While the E911 system isn't anything new, it's facing some very real challenges from technology much newer than it is. The growing use of mobile devices is making things very difficult for E911, but it's not going down without a fight from companies like Avaya (News - Alert), who are putting plenty of research and development into ensuring that, when-- or where -- its users need it most, it will still be on hand.
Avaya's research into the matter shows the need for E911 very clearly. Businesses account for 10 to 12 percent of all 911 calls. Despite this startling statistic, further cause for alarm is shown in that at least 80 percent of all businesses, schools, and even government facilities need to take some kind of steps to ensure their E911 readiness. Thus, while businesses account for a large portion of 911 calling, they're also the least likely to be ready to use E911.
The biggest problem, as it turns out, in getting businesses up to speed with E911 is the rapid adoption of mobile devices and VoIP systems. Since mobile calling is, by definition, mobile, pinning down the location of a mobile device for use in E911 calling is a tall order.
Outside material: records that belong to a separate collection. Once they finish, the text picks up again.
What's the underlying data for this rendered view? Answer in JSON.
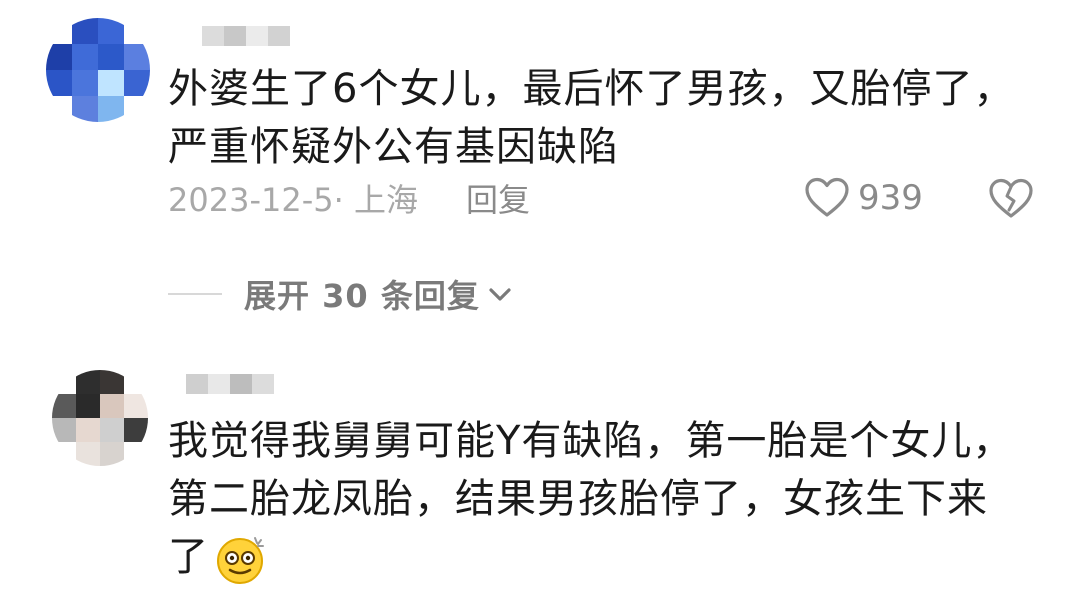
{
  "comments": [
    {
      "avatar_colors": [
        "#ffffff",
        "#2a4fbf",
        "#3b66d6",
        "#ffffff",
        "#1e3fa8",
        "#3f6bd8",
        "#2c59c9",
        "#5b7fe0",
        "#2b55c7",
        "#4b75dc",
        "#bfe4ff",
        "#3a64d2",
        "#ffffff",
        "#5d80de",
        "#7fb6ef",
        "#ffffff"
      ],
      "username_colors": [
        "#dcdcdc",
        "#c8c8c8",
        "#ebebeb",
        "#d2d2d2"
      ],
      "text": "外婆生了6个女儿，最后怀了男孩，又胎停了，严重怀疑外公有基因缺陷",
      "date_location": "2023-12-5· 上海",
      "reply_label": "回复",
      "like_count": "939",
      "expand_label": "展开 30 条回复"
    },
    {
      "avatar_colors": [
        "#ffffff",
        "#2e2e2e",
        "#3a3634",
        "#ffffff",
        "#5a5a5a",
        "#2a2a2a",
        "#d9c7bd",
        "#efe6e1",
        "#b8b8b8",
        "#e6d8d0",
        "#cfcfcf",
        "#3d3d3d",
        "#ffffff",
        "#e9e2dd",
        "#d8d3cf",
        "#ffffff"
      ],
      "username_colors": [
        "#cfcfcf",
        "#e8e8e8",
        "#bdbdbd",
        "#dcdcdc"
      ],
      "text": "我觉得我舅舅可能Y有缺陷，第一胎是个女儿，第二胎龙凤胎，结果男孩胎停了，女孩生下来了"
    }
  ],
  "icons": {
    "like": "heart-outline-icon",
    "dislike": "broken-heart-icon",
    "expand": "chevron-down-icon",
    "emoji": "dizzy-face-emoji"
  }
}
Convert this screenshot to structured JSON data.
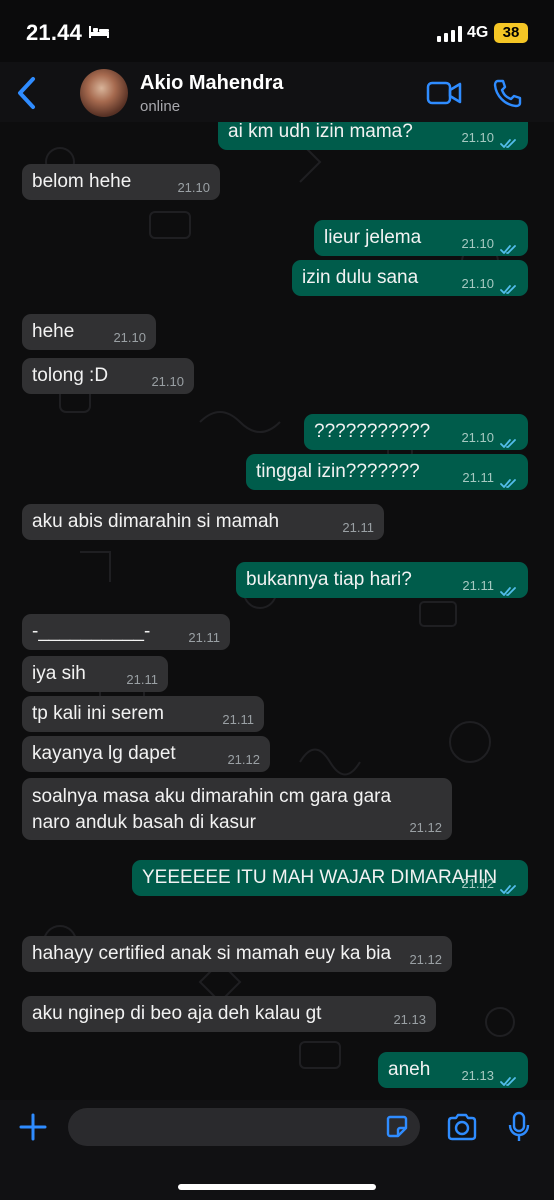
{
  "status_bar": {
    "time": "21.44",
    "network": "4G",
    "battery": "38"
  },
  "header": {
    "contact_name": "Akio Mahendra",
    "presence": "online"
  },
  "messages": [
    {
      "dir": "out",
      "text": "ai km udh izin mama?",
      "time": "21.10"
    },
    {
      "dir": "in",
      "text": "belom hehe",
      "time": "21.10"
    },
    {
      "dir": "out",
      "text": "lieur jelema",
      "time": "21.10"
    },
    {
      "dir": "out",
      "text": "izin dulu sana",
      "time": "21.10"
    },
    {
      "dir": "in",
      "text": "hehe",
      "time": "21.10"
    },
    {
      "dir": "in",
      "text": "tolong :D",
      "time": "21.10"
    },
    {
      "dir": "out",
      "text": "???????????",
      "time": "21.10"
    },
    {
      "dir": "out",
      "text": "tinggal izin???????",
      "time": "21.11"
    },
    {
      "dir": "in",
      "text": "aku abis dimarahin si mamah",
      "time": "21.11"
    },
    {
      "dir": "out",
      "text": "bukannya tiap hari?",
      "time": "21.11"
    },
    {
      "dir": "in",
      "text": "-__________-",
      "time": "21.11"
    },
    {
      "dir": "in",
      "text": "iya sih",
      "time": "21.11"
    },
    {
      "dir": "in",
      "text": "tp kali ini serem",
      "time": "21.11"
    },
    {
      "dir": "in",
      "text": "kayanya lg dapet",
      "time": "21.12"
    },
    {
      "dir": "in",
      "line1": "soalnya masa aku dimarahin cm gara gara",
      "line2": "naro anduk basah di kasur",
      "time": "21.12"
    },
    {
      "dir": "out",
      "text": "YEEEEEE ITU MAH WAJAR DIMARAHIN",
      "time": "21.12"
    },
    {
      "dir": "in",
      "text": "hahayy certified anak si mamah euy ka bia",
      "time": "21.12"
    },
    {
      "dir": "in",
      "text": "aku nginep di beo aja deh kalau gt",
      "time": "21.13"
    },
    {
      "dir": "out",
      "text": "aneh",
      "time": "21.13"
    }
  ],
  "composer": {
    "placeholder": ""
  },
  "colors": {
    "incoming": "#313133",
    "outgoing": "#005c4b",
    "accent": "#1e90ff",
    "read_tick": "#53bdeb"
  }
}
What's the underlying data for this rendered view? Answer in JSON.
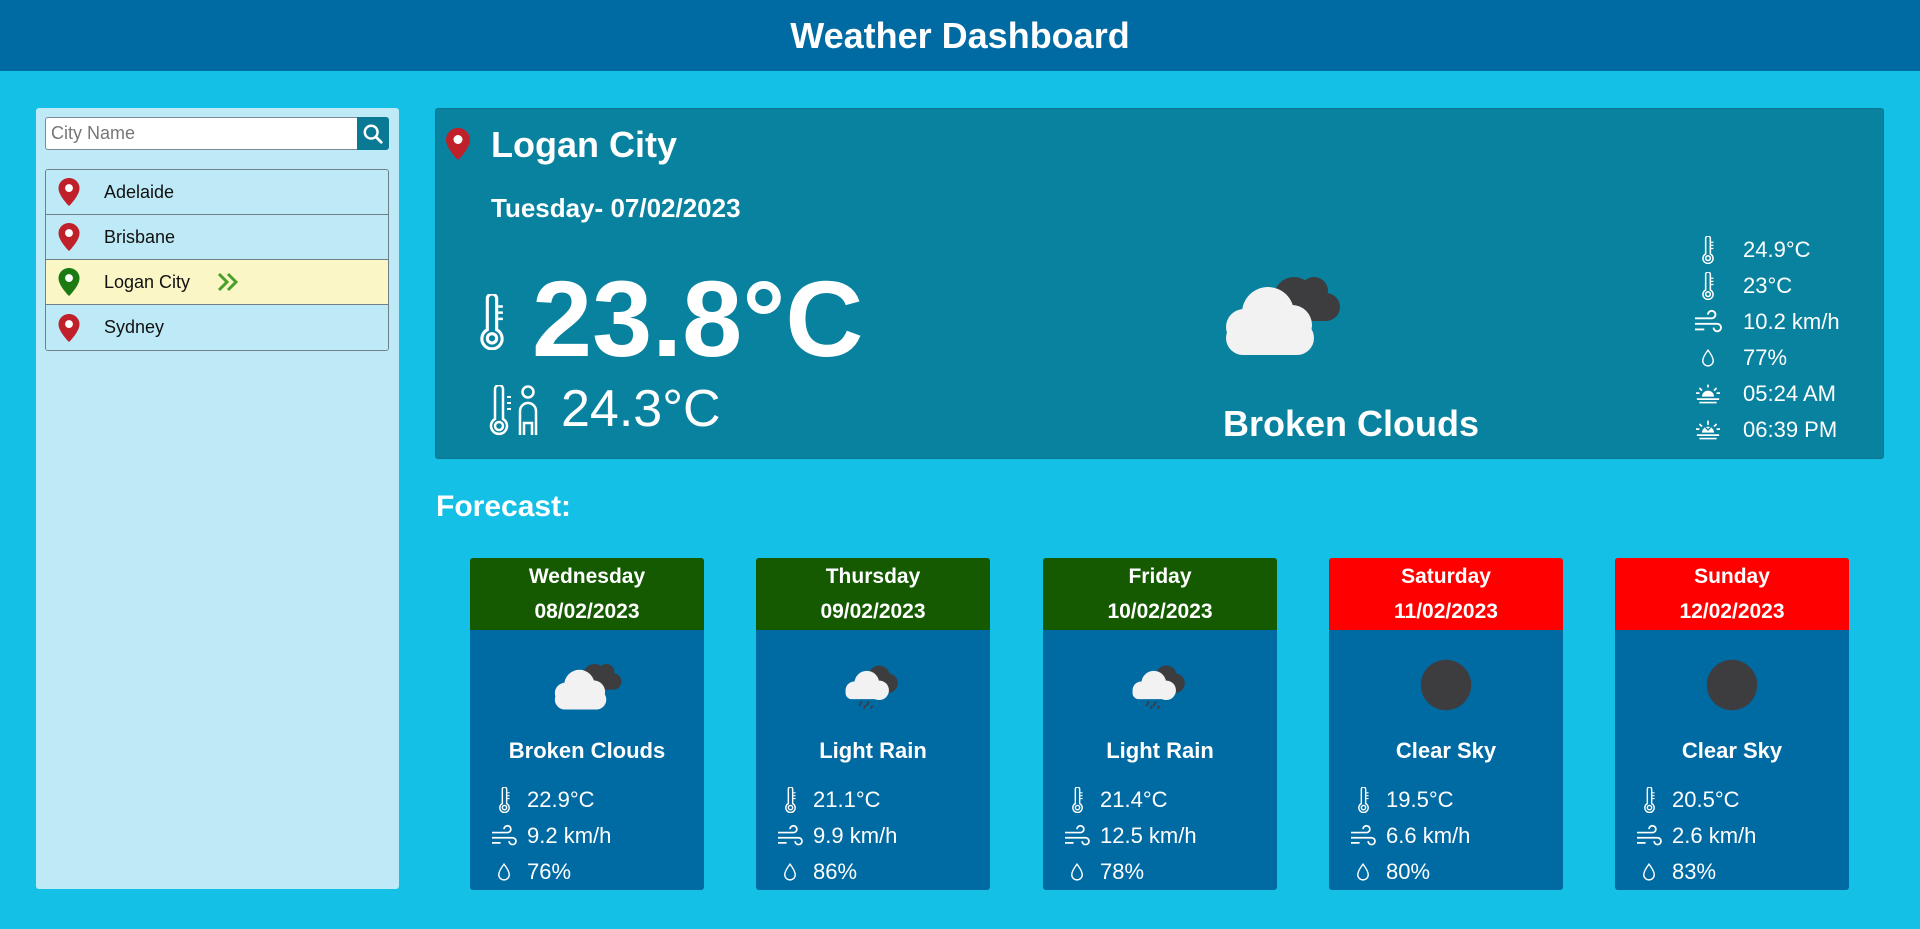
{
  "header": {
    "title": "Weather Dashboard"
  },
  "search": {
    "placeholder": "City Name"
  },
  "cities": [
    {
      "name": "Adelaide",
      "active": false
    },
    {
      "name": "Brisbane",
      "active": false
    },
    {
      "name": "Logan City",
      "active": true
    },
    {
      "name": "Sydney",
      "active": false
    }
  ],
  "current": {
    "city": "Logan City",
    "date": "Tuesday- 07/02/2023",
    "temp": "23.8°C",
    "feels_like": "24.3°C",
    "description": "Broken Clouds",
    "icon": "broken-clouds",
    "details": {
      "temp_max": "24.9°C",
      "temp_min": "23°C",
      "wind": "10.2 km/h",
      "humidity": "77%",
      "sunrise": "05:24 AM",
      "sunset": "06:39 PM"
    }
  },
  "forecast": {
    "title": "Forecast:",
    "days": [
      {
        "day": "Wednesday",
        "date": "08/02/2023",
        "weekend": false,
        "icon": "broken-clouds",
        "description": "Broken Clouds",
        "temp": "22.9°C",
        "wind": "9.2 km/h",
        "humidity": "76%"
      },
      {
        "day": "Thursday",
        "date": "09/02/2023",
        "weekend": false,
        "icon": "light-rain",
        "description": "Light Rain",
        "temp": "21.1°C",
        "wind": "9.9 km/h",
        "humidity": "86%"
      },
      {
        "day": "Friday",
        "date": "10/02/2023",
        "weekend": false,
        "icon": "light-rain",
        "description": "Light Rain",
        "temp": "21.4°C",
        "wind": "12.5 km/h",
        "humidity": "78%"
      },
      {
        "day": "Saturday",
        "date": "11/02/2023",
        "weekend": true,
        "icon": "clear-sky",
        "description": "Clear Sky",
        "temp": "19.5°C",
        "wind": "6.6 km/h",
        "humidity": "80%"
      },
      {
        "day": "Sunday",
        "date": "12/02/2023",
        "weekend": true,
        "icon": "clear-sky",
        "description": "Clear Sky",
        "temp": "20.5°C",
        "wind": "2.6 km/h",
        "humidity": "83%"
      }
    ]
  },
  "colors": {
    "background": "#14c0e6",
    "header": "#006aa3",
    "sidebar": "#bdeaf6",
    "current_panel": "#09829f",
    "card": "#006aa3",
    "weekday_head": "#155a00",
    "weekend_head": "#ff0000",
    "active_city": "#faf6c5",
    "pin_red": "#c0202a",
    "pin_green": "#1b7a12"
  }
}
Further, since VoIP systems don't depend on a landline phone at all, the standard means of establishing an E911 location on a VoIP call are far, far more difficult than originally projected. Considering the number of states that either have 911 laws in place that require accessibility to E911, or are working on passing legislation that requires same, the stakes are high for a variety of reasons.
911 works by dialing the number, which is recognized by the Local Exchange Carrier as an emergency number. The number is then routed to what's called a designated E911 Tandem, a specific router geared only for 911 calls. But in order for all the standard functions of an E911 call to take place, the call both needs to be routed correctly, and the call's location needs to be easily ascertained. In the case of businesses, this may be even worse, as E911 calls may get locations involving cubicles back, and that has the potential to make things worse, or certainly more confusing.
While some companies have attempted to fix the problem themselves by requiring employees dial an in-house number for emergencies, use different dialing codes to get out, or add extra digits, these practices aren't considered the most useful for the situation. In fact, under some legislation, they're outright illegal. Several Avaya tools, like the Avaya Aura and the Avaya Communication Server 1000, offer compliance outright with E911 by way of hardwired phone locations systems, location-based routing capabilities, and support for a variety of endpoints, ensuring that the E911 system can work to its fullest in the event of an emergency.
Between the legal ramifications, potential PR issues, and the desire to keep employees safe and productive during an emergency, it's clear that businesses need to step up their E911 readiness. Avaya's looking to make that process much simpler, and thus makes their product line well worth looking into, especially for those businesses looking to save money and add features by way of VoIP calling.
Edited by Rich Steeves